"In a scathing interview with Playboy, Wells — pitching adeptly for the Blue Jays — turned the knife."
"The phone call came on the morning of May 18, 2000. The words hit Roger Clemens hard, like one of his very own 98-mph fastballs to the head." (I have not ruled out that Pearlman writes from experience. But I have a feeling he thinks this is a great, gripping line. I'm surprised he resisted the opportunity to use it as the book's opening, and then have everything prior to 2000 be a flashback. I'll bet he considered it.)
"Justin Gore, a 20-year-old wayward drug dealer, whipped out a gun and pointed it at the woman who had once been named Houston's Teacher of the Year. Kathy let out a terrified scream […] At approximately the same time Kathy's life was ending, Roger Clemens' night was thriving. As she was staring down a gunman, he was facing the Chicago White Sox at Yankee Stadium. As she was being pronounced dead, he was being pronounced alive, having won his fourth game with a beautiful seven-inning, two-run, nine-strikeout masterpiece."
Oh, God. That's enough. I find that last one not just poorly written but inexcusably distasteful, no matter how hard I try to see what "literary" "device" Pearlman was failing to bring off. You get the point. After a while, you start realizing that if you come across two consecutive sentences that are not painful to read, and they aren't a quote from the likes of Dave Stewart, they're an excerpt from some article by Shaughnessy, et al.

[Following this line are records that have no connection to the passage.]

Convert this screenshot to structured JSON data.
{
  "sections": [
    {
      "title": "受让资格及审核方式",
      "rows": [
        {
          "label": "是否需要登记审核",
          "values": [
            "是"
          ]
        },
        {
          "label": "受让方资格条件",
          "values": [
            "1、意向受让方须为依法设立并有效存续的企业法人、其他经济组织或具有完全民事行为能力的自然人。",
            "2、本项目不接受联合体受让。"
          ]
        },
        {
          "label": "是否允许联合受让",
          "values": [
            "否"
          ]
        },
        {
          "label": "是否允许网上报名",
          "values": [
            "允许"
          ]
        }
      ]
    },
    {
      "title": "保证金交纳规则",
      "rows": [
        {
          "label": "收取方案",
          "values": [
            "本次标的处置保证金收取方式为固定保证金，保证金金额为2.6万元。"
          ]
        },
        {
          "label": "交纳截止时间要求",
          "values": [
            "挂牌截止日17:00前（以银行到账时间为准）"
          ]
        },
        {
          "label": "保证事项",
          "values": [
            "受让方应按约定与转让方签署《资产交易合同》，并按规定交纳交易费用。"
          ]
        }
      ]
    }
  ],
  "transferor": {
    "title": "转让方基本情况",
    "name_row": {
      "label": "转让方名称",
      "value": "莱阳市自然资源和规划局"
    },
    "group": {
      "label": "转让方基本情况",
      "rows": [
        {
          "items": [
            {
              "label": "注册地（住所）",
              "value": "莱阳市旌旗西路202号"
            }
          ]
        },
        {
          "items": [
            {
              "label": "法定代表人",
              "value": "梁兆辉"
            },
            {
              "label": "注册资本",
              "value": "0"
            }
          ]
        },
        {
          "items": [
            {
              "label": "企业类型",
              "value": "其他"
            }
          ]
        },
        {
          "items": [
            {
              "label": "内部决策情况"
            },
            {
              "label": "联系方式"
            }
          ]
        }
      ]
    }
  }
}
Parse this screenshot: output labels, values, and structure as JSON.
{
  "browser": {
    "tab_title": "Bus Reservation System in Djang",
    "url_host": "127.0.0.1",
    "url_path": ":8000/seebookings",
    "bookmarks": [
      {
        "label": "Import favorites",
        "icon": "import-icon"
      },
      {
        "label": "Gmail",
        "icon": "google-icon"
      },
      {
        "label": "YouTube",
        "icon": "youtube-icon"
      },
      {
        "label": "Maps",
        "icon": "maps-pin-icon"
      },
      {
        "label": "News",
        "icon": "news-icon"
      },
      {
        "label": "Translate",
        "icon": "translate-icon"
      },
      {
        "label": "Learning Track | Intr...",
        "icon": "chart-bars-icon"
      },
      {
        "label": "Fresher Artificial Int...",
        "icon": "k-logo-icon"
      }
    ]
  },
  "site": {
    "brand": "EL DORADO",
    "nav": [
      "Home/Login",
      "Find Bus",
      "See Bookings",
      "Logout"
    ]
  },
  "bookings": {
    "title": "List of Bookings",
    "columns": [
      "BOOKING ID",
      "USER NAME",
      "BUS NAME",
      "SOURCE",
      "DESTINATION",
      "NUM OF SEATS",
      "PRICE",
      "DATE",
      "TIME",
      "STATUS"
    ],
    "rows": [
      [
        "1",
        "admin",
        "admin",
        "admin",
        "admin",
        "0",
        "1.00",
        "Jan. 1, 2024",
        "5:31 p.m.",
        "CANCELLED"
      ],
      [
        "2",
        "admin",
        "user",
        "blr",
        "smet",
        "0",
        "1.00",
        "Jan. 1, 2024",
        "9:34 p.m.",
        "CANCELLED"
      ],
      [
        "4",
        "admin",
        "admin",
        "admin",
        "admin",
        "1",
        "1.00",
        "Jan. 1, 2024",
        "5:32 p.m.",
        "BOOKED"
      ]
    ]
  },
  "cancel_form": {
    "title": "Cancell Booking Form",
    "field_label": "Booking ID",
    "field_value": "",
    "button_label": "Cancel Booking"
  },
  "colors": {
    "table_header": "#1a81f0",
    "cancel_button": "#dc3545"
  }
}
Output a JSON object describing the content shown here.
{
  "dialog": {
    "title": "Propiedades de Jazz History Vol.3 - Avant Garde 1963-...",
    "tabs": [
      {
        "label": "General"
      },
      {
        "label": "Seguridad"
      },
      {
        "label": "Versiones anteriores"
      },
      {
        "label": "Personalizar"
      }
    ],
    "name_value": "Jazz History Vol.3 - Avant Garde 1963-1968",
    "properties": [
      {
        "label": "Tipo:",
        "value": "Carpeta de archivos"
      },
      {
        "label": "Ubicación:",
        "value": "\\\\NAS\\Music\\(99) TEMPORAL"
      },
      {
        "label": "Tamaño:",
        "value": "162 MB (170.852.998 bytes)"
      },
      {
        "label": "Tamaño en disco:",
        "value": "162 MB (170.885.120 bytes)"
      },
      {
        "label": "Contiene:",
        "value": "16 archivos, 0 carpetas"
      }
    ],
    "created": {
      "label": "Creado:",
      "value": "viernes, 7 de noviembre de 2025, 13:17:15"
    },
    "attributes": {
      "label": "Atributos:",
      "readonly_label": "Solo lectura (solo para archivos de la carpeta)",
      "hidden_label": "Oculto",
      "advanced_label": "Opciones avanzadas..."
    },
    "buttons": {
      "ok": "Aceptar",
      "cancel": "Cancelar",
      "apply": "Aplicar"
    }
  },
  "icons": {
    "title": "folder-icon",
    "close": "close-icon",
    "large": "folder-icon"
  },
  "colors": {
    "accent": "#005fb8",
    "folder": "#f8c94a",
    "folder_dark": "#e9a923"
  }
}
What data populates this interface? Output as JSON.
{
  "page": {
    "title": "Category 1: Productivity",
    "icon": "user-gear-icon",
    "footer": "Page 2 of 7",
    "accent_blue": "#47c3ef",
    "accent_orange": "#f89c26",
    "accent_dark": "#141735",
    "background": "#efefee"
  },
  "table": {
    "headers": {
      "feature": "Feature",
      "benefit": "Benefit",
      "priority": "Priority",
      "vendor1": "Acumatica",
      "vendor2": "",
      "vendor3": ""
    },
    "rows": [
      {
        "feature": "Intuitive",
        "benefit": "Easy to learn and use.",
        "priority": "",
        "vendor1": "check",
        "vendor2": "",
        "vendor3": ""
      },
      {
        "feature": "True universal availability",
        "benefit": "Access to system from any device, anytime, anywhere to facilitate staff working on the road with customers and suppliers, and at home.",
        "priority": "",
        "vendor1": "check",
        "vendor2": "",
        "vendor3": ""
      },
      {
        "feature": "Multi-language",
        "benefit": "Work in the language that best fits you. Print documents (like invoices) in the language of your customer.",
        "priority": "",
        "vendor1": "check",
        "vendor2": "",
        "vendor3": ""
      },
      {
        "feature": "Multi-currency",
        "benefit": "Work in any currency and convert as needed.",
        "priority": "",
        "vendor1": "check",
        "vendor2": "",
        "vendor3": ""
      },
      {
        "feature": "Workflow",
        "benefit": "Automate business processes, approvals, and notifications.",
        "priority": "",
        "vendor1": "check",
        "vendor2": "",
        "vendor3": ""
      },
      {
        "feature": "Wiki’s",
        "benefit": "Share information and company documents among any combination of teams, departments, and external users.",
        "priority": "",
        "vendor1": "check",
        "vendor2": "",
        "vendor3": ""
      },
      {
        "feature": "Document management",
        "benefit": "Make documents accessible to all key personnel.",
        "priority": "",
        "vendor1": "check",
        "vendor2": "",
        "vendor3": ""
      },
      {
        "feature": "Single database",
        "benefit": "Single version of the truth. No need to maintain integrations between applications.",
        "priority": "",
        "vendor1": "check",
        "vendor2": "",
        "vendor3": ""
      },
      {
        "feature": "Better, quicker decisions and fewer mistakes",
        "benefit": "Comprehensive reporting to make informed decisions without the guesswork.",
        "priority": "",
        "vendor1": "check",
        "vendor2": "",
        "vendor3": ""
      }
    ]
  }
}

Mind you, this is only the style; let's not even get into the substance. Well, just one for-example, because the stinking thing is open to the page in question: we're told that the people of Toronto came to the Skydome early in 1997 "abuzz at seeing a real-life future Hall of Famer up close." Even if we concede that Clemens was the first such player ever to put on a Jays uniform, wouldn't they have had lots of opportunities to see future HOFers on visiting teams — including Clemens himself as a Red Sock, in the eleven previous starts Pearlman has just finished telling us Clemens had made at Skydome? ["And what's with acting like Toronto is the sticks? 'Gol-lee, a Hall of Famer, Maw!' Jesus." — SDB] Besides which: I'm fairly sure Dave Winfield, Rickey Henderson, and Paul Molitor were considered locks when they were on World Series-winning Jays clubs only a few years earlier. Seriously, was anybody editing this thing?
– Todd K
Tags: Alex Rodriguez Andy Pettitte bad baseball writing Barry Bonds books Dave Winfield David Wells Jose Canseco Matt Nokes our friend English Paul Molitor reader mailbag Rickey Henderson Roger Clemens shut up Jeff Pearlman